Contact: Joan Moody, USGS

Secretary of the Interior Dirk Kempthorne announced at the ongoing ESRI Conference that his direction to the U.S. Geological Survey (USGS) to make its 35-year Landsat satellite image archive available over the Internet for free marks the commitment of the department to breaking down information barriers.

“With the click of a mouse, scientists, government officials and land managers will be able to see the changes in the earth’s landscape at any point in the past three and a half decades,” he told the conference of 12,000 in San Diego on Sunday.

“This is a great contribution,” said ESRI President Jack Dangermond. “It will open up new avenues for geographic understanding around the globe. It represents the democratization of digital data and empowers people everywhere with rich information.”

The USGS, an Interior agency, expects to have the full archive online by February 2009. The Department of the Interior has the responsibility for coordinating the geospatial activities of the entire federal government through the Federal Geographic Data Committee.

“As Secretary of the Interior, I have made breaking down barriers and building bridges a high priority of the department,” Kempthorne said. “We are fully committed to this task.”

The Landsat archive is an unequaled 35-year record of the Earth’s surface that is valuable for a broad range of uses from climate change science to forest management to emergency response.

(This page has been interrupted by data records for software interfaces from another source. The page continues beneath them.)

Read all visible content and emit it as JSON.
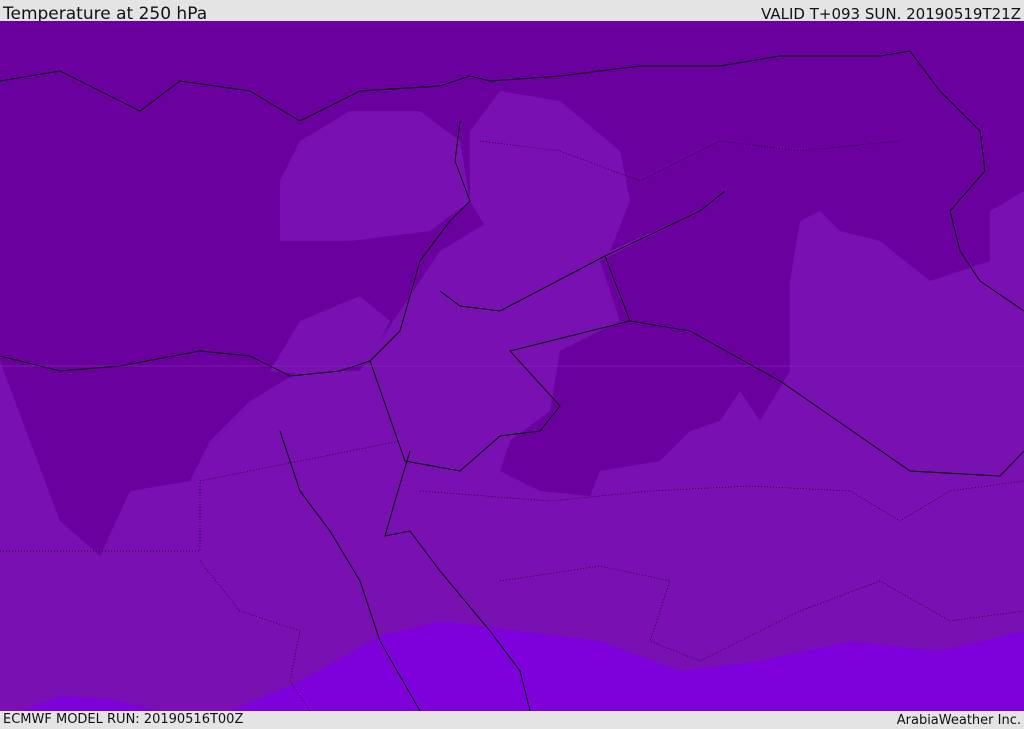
{
  "header": {
    "title": "Temperature at 250 hPa",
    "valid": "VALID T+093 SUN. 20190519T21Z"
  },
  "footer": {
    "model_run": "ECMWF MODEL RUN: 20190516T00Z",
    "brand": "ArabiaWeather Inc."
  },
  "colors": {
    "cold": "#6a009e",
    "mid": "#7810b2",
    "warm": "#7e00da",
    "border": "#000000"
  }
}
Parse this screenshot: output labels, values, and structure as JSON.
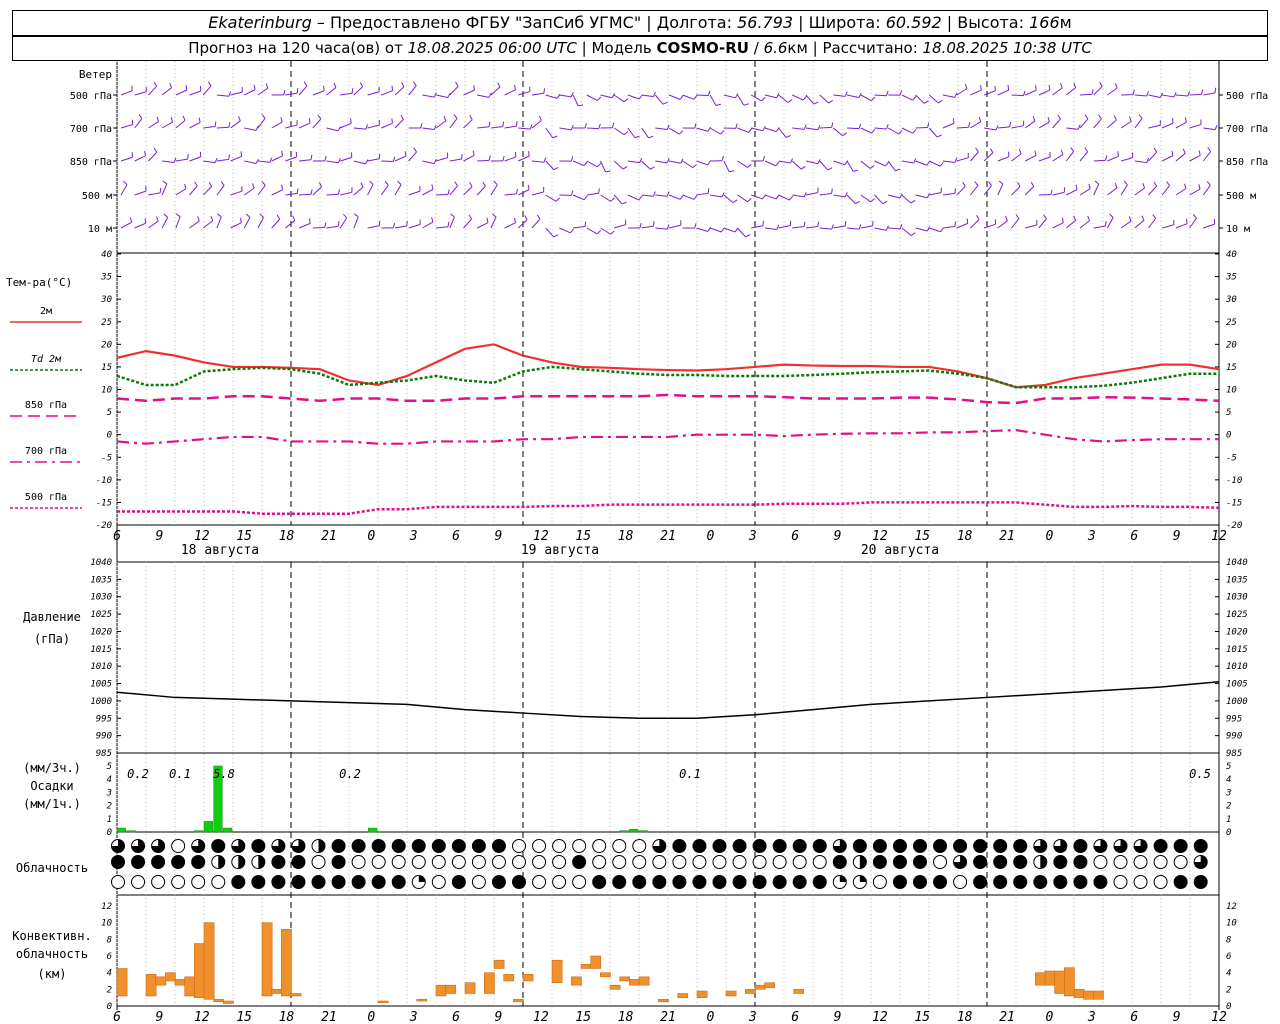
{
  "header": {
    "city": "Ekaterinburg",
    "dash": "–",
    "provider": "Предоставлено ФГБУ \"ЗапСиб УГМС\"",
    "lon_label": "Долгота:",
    "lon": "56.793",
    "lat_label": "Широта:",
    "lat": "60.592",
    "alt_label": "Высота:",
    "alt": "166",
    "alt_unit": "м",
    "forecast_prefix": "Прогноз на 120 часа(ов) от",
    "forecast_start": "18.08.2025 06:00 UTC",
    "model_label": "Модель",
    "model": "COSMO-RU",
    "model_res": "6.6",
    "model_res_unit": "км",
    "computed_label": "Рассчитано:",
    "computed": "18.08.2025 10:38 UTC",
    "sep": "|",
    "slash": "/"
  },
  "panels": {
    "wind": {
      "title": "Ветер",
      "levels": [
        "500 гПа",
        "700 гПа",
        "850 гПа",
        "500 м",
        "10 м"
      ],
      "color": "#7a1fd6"
    },
    "temp": {
      "title": "Тем-ра(°С)",
      "legend": [
        "2м",
        "Td 2м",
        "850 гПа",
        "700 гПа",
        "500 гПа"
      ],
      "yticks": [
        "40",
        "35",
        "30",
        "25",
        "20",
        "15",
        "10",
        "5",
        "0",
        "-5",
        "-10",
        "-15",
        "-20"
      ]
    },
    "pressure": {
      "title1": "Давление",
      "title2": "(гПа)",
      "yticks": [
        "1040",
        "1035",
        "1030",
        "1025",
        "1020",
        "1015",
        "1010",
        "1005",
        "1000",
        "995",
        "990",
        "985"
      ]
    },
    "precip": {
      "title1": "(мм/3ч.)",
      "title2": "Осадки",
      "title3": "(мм/1ч.)",
      "yticks": [
        "5",
        "4",
        "3",
        "2",
        "1",
        "0"
      ],
      "totals": [
        "0.2",
        "0.1",
        "5.8",
        "0.2",
        "0.1",
        "0.5"
      ]
    },
    "cloud": {
      "title": "Облачность"
    },
    "conv": {
      "title1": "Конвективн.",
      "title2": "облачность",
      "title3": "(км)",
      "yticks": [
        "12",
        "10",
        "8",
        "6",
        "4",
        "2",
        "0"
      ]
    }
  },
  "time_axis": {
    "hour_labels": [
      "6",
      "9",
      "12",
      "15",
      "18",
      "21",
      "0",
      "3",
      "6",
      "9",
      "12",
      "15",
      "18",
      "21",
      "0",
      "3",
      "6",
      "9",
      "12",
      "15",
      "18",
      "21",
      "0",
      "3",
      "6",
      "9",
      "12"
    ],
    "day_labels": [
      "18 августа",
      "19 августа",
      "20 августа"
    ]
  },
  "chart_data": {
    "type": "line",
    "x_unit": "hours since 18.08.2025 06:00 UTC",
    "temperature": {
      "ylim": [
        -20,
        40
      ],
      "series": [
        {
          "name": "2м",
          "color": "#f03030",
          "style": "solid",
          "x": [
            0,
            3,
            6,
            9,
            12,
            15,
            18,
            21,
            24,
            27,
            30,
            33,
            36,
            39,
            42,
            45,
            48,
            51,
            54,
            57,
            60,
            63,
            66,
            69,
            72,
            75,
            78,
            81,
            84,
            87,
            90,
            93,
            96,
            99,
            102,
            105,
            108,
            111,
            114
          ],
          "values": [
            17,
            18.5,
            17.5,
            16,
            15,
            15,
            14.8,
            14.5,
            12,
            11,
            13,
            16,
            19,
            20,
            17.5,
            16,
            15,
            14.8,
            14.5,
            14.3,
            14.2,
            14.5,
            15,
            15.5,
            15.3,
            15.2,
            15.2,
            15,
            15,
            14,
            12.5,
            10.5,
            11,
            12.5,
            13.5,
            14.5,
            15.5,
            15.5,
            14.5
          ]
        },
        {
          "name": "Td 2м",
          "color": "#0a7a0a",
          "style": "dot",
          "x": [
            0,
            3,
            6,
            9,
            12,
            15,
            18,
            21,
            24,
            27,
            30,
            33,
            36,
            39,
            42,
            45,
            48,
            51,
            54,
            57,
            60,
            63,
            66,
            69,
            72,
            75,
            78,
            81,
            84,
            87,
            90,
            93,
            96,
            99,
            102,
            105,
            108,
            111,
            114
          ],
          "values": [
            13,
            11,
            11,
            14,
            14.5,
            14.8,
            14.5,
            13.5,
            11,
            11.5,
            12,
            13,
            12,
            11.5,
            14,
            15,
            14.5,
            14,
            13.5,
            13.2,
            13.2,
            13,
            13,
            13,
            13.2,
            13.5,
            13.8,
            14,
            14.2,
            13.5,
            12.5,
            10.5,
            10.5,
            10.5,
            10.8,
            11.5,
            12.5,
            13.5,
            13.5
          ]
        },
        {
          "name": "850 гПа",
          "color": "#e0108a",
          "style": "dash",
          "x": [
            0,
            3,
            6,
            9,
            12,
            15,
            18,
            21,
            24,
            27,
            30,
            33,
            36,
            39,
            42,
            45,
            48,
            51,
            54,
            57,
            60,
            63,
            66,
            69,
            72,
            75,
            78,
            81,
            84,
            87,
            90,
            93,
            96,
            99,
            102,
            105,
            108,
            111,
            114
          ],
          "values": [
            8,
            7.5,
            8,
            8,
            8.5,
            8.5,
            8,
            7.5,
            8,
            8,
            7.5,
            7.5,
            8,
            8,
            8.5,
            8.5,
            8.5,
            8.5,
            8.5,
            8.8,
            8.5,
            8.5,
            8.5,
            8.3,
            8,
            8,
            8,
            8.2,
            8.2,
            7.8,
            7.2,
            7,
            8,
            8,
            8.3,
            8.2,
            8,
            7.8,
            7.5
          ]
        },
        {
          "name": "700 гПа",
          "color": "#e0108a",
          "style": "dashdot",
          "x": [
            0,
            3,
            6,
            9,
            12,
            15,
            18,
            21,
            24,
            27,
            30,
            33,
            36,
            39,
            42,
            45,
            48,
            51,
            54,
            57,
            60,
            63,
            66,
            69,
            72,
            75,
            78,
            81,
            84,
            87,
            90,
            93,
            96,
            99,
            102,
            105,
            108,
            111,
            114
          ],
          "values": [
            -1.5,
            -2,
            -1.5,
            -1,
            -0.5,
            -0.5,
            -1.5,
            -1.5,
            -1.5,
            -2,
            -2,
            -1.5,
            -1.5,
            -1.5,
            -1,
            -1,
            -0.5,
            -0.5,
            -0.5,
            -0.5,
            0,
            0,
            0,
            -0.3,
            0,
            0.2,
            0.3,
            0.3,
            0.5,
            0.5,
            0.8,
            1,
            0,
            -1,
            -1.5,
            -1.2,
            -1,
            -1,
            -1
          ]
        },
        {
          "name": "500 гПа",
          "color": "#e0108a",
          "style": "dot",
          "x": [
            0,
            3,
            6,
            9,
            12,
            15,
            18,
            21,
            24,
            27,
            30,
            33,
            36,
            39,
            42,
            45,
            48,
            51,
            54,
            57,
            60,
            63,
            66,
            69,
            72,
            75,
            78,
            81,
            84,
            87,
            90,
            93,
            96,
            99,
            102,
            105,
            108,
            111,
            114
          ],
          "values": [
            -17,
            -17,
            -17,
            -17,
            -17,
            -17.5,
            -17.5,
            -17.5,
            -17.5,
            -16.5,
            -16.5,
            -16,
            -16,
            -16,
            -16,
            -15.8,
            -15.8,
            -15.5,
            -15.5,
            -15.5,
            -15.5,
            -15.5,
            -15.5,
            -15.3,
            -15.3,
            -15.3,
            -15,
            -15,
            -15,
            -15,
            -15,
            -15,
            -15.5,
            -16,
            -16,
            -15.8,
            -16,
            -16,
            -16.2
          ]
        }
      ]
    },
    "pressure": {
      "ylim": [
        985,
        1040
      ],
      "series": [
        {
          "name": "p",
          "color": "#000000",
          "x": [
            0,
            6,
            12,
            18,
            24,
            30,
            36,
            42,
            48,
            54,
            60,
            66,
            72,
            78,
            84,
            90,
            96,
            102,
            108,
            114
          ],
          "values": [
            1002.5,
            1001,
            1000.5,
            1000,
            999.5,
            999,
            997.5,
            996.5,
            995.5,
            995,
            995,
            996,
            997.5,
            999,
            1000,
            1001,
            1002,
            1003,
            1004,
            1005.5
          ]
        }
      ]
    },
    "precip": {
      "ylim": [
        0,
        5
      ],
      "color": "#11cc11",
      "x": [
        0,
        1,
        2,
        3,
        6,
        7,
        8,
        9,
        10,
        11,
        12,
        13,
        14,
        24,
        25,
        26,
        27,
        28,
        29,
        30,
        31,
        32,
        33,
        34,
        35,
        36,
        37,
        38,
        39,
        40,
        41,
        42,
        43,
        44,
        45,
        46,
        47,
        48,
        49,
        50,
        51,
        52,
        53,
        54,
        55,
        56,
        57,
        58,
        59,
        60,
        61,
        62,
        63,
        64,
        65,
        66,
        67,
        68,
        69,
        70,
        71,
        72,
        73,
        74,
        75,
        76,
        77,
        78,
        79,
        80,
        81,
        82,
        83,
        84,
        85,
        86,
        87,
        88,
        89,
        90,
        91,
        92,
        93,
        94,
        95,
        96,
        97,
        98,
        99,
        100,
        101,
        102,
        103,
        104,
        105,
        106,
        107,
        108,
        109,
        110,
        111,
        112,
        113,
        114
      ],
      "values": [
        0.3,
        0.1,
        0,
        0,
        0,
        0,
        0.1,
        0.8,
        5,
        0.3,
        0,
        0,
        0,
        0,
        0,
        0.3,
        0,
        0,
        0,
        0,
        0,
        0,
        0,
        0,
        0,
        0,
        0,
        0,
        0,
        0,
        0,
        0,
        0,
        0,
        0,
        0,
        0,
        0,
        0,
        0,
        0,
        0.1,
        0.2,
        0.1,
        0,
        0,
        0,
        0,
        0,
        0,
        0,
        0,
        0,
        0,
        0,
        0,
        0,
        0,
        0,
        0,
        0,
        0,
        0,
        0,
        0,
        0,
        0,
        0,
        0,
        0,
        0,
        0,
        0,
        0,
        0,
        0,
        0,
        0,
        0,
        0,
        0,
        0,
        0,
        0,
        0,
        0,
        0,
        0,
        0,
        0,
        0,
        0,
        0,
        0,
        0,
        0,
        0,
        0,
        0,
        0,
        0,
        0,
        0,
        0,
        0,
        0,
        0,
        0,
        0,
        0,
        0,
        0.6,
        0.1,
        0,
        0
      ]
    },
    "convective_cloud": {
      "ylim": [
        0,
        12
      ],
      "color": "#f0902a",
      "bars": [
        {
          "x": 0,
          "base": 1.2,
          "top": 4.5
        },
        {
          "x": 3,
          "base": 1.2,
          "top": 3.8
        },
        {
          "x": 4,
          "base": 2.5,
          "top": 3.5
        },
        {
          "x": 5,
          "base": 3,
          "top": 4
        },
        {
          "x": 6,
          "base": 2.5,
          "top": 3.2
        },
        {
          "x": 7,
          "base": 1.2,
          "top": 3.5
        },
        {
          "x": 8,
          "base": 1,
          "top": 7.5
        },
        {
          "x": 9,
          "base": 0.8,
          "top": 10
        },
        {
          "x": 10,
          "base": 0.5,
          "top": 0.8
        },
        {
          "x": 11,
          "base": 0.3,
          "top": 0.6
        },
        {
          "x": 15,
          "base": 1.2,
          "top": 10
        },
        {
          "x": 16,
          "base": 1.5,
          "top": 2
        },
        {
          "x": 17,
          "base": 1.2,
          "top": 9.2
        },
        {
          "x": 18,
          "base": 1.2,
          "top": 1.5
        },
        {
          "x": 27,
          "base": 0.4,
          "top": 0.6
        },
        {
          "x": 31,
          "base": 0.6,
          "top": 0.8
        },
        {
          "x": 33,
          "base": 1.2,
          "top": 2.5
        },
        {
          "x": 34,
          "base": 1.5,
          "top": 2.5
        },
        {
          "x": 36,
          "base": 1.5,
          "top": 2.8
        },
        {
          "x": 38,
          "base": 1.5,
          "top": 4
        },
        {
          "x": 39,
          "base": 4.5,
          "top": 5.5
        },
        {
          "x": 40,
          "base": 3,
          "top": 3.8
        },
        {
          "x": 41,
          "base": 0.5,
          "top": 0.8
        },
        {
          "x": 42,
          "base": 3,
          "top": 3.8
        },
        {
          "x": 45,
          "base": 2.8,
          "top": 5.5
        },
        {
          "x": 47,
          "base": 2.5,
          "top": 3.5
        },
        {
          "x": 48,
          "base": 4.5,
          "top": 5
        },
        {
          "x": 49,
          "base": 4.5,
          "top": 6
        },
        {
          "x": 50,
          "base": 3.5,
          "top": 4
        },
        {
          "x": 51,
          "base": 2,
          "top": 2.5
        },
        {
          "x": 52,
          "base": 3,
          "top": 3.5
        },
        {
          "x": 53,
          "base": 2.5,
          "top": 3.2
        },
        {
          "x": 54,
          "base": 2.5,
          "top": 3.5
        },
        {
          "x": 56,
          "base": 0.5,
          "top": 0.8
        },
        {
          "x": 58,
          "base": 1,
          "top": 1.5
        },
        {
          "x": 60,
          "base": 1,
          "top": 1.8
        },
        {
          "x": 63,
          "base": 1.2,
          "top": 1.8
        },
        {
          "x": 65,
          "base": 1.5,
          "top": 2
        },
        {
          "x": 66,
          "base": 2,
          "top": 2.5
        },
        {
          "x": 67,
          "base": 2.2,
          "top": 2.8
        },
        {
          "x": 70,
          "base": 1.5,
          "top": 2
        },
        {
          "x": 95,
          "base": 2.5,
          "top": 4
        },
        {
          "x": 96,
          "base": 2.5,
          "top": 4.2
        },
        {
          "x": 97,
          "base": 1.5,
          "top": 4.2
        },
        {
          "x": 98,
          "base": 1.2,
          "top": 4.6
        },
        {
          "x": 99,
          "base": 1,
          "top": 2
        },
        {
          "x": 100,
          "base": 0.8,
          "top": 1.8
        },
        {
          "x": 101,
          "base": 0.8,
          "top": 1.8
        }
      ]
    },
    "cloudiness_rows": [
      "3330323233422222222200000003222222223222222222332333222222222200000000320000003003000000222222",
      "2222244422020000000000020000000000002422203222422000003333000032400000000002330000020302220",
      "0000002222222221020220002222222222221102220222222200022222220000000000022000020000022222222222"
    ],
    "cloud_legend": {
      "0": "clear",
      "1": "quarter",
      "2": "overcast",
      "3": "mostly",
      "4": "half"
    }
  }
}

As an example of uses for the archive, Kempthorne showed a Landsat image of Las Vegas in 1973 compared with an image from 2000. The juxtaposition of the images provided a dramatic picture of the explosive population growth and the rapid spread of the city into the surrounding desert ecosystems.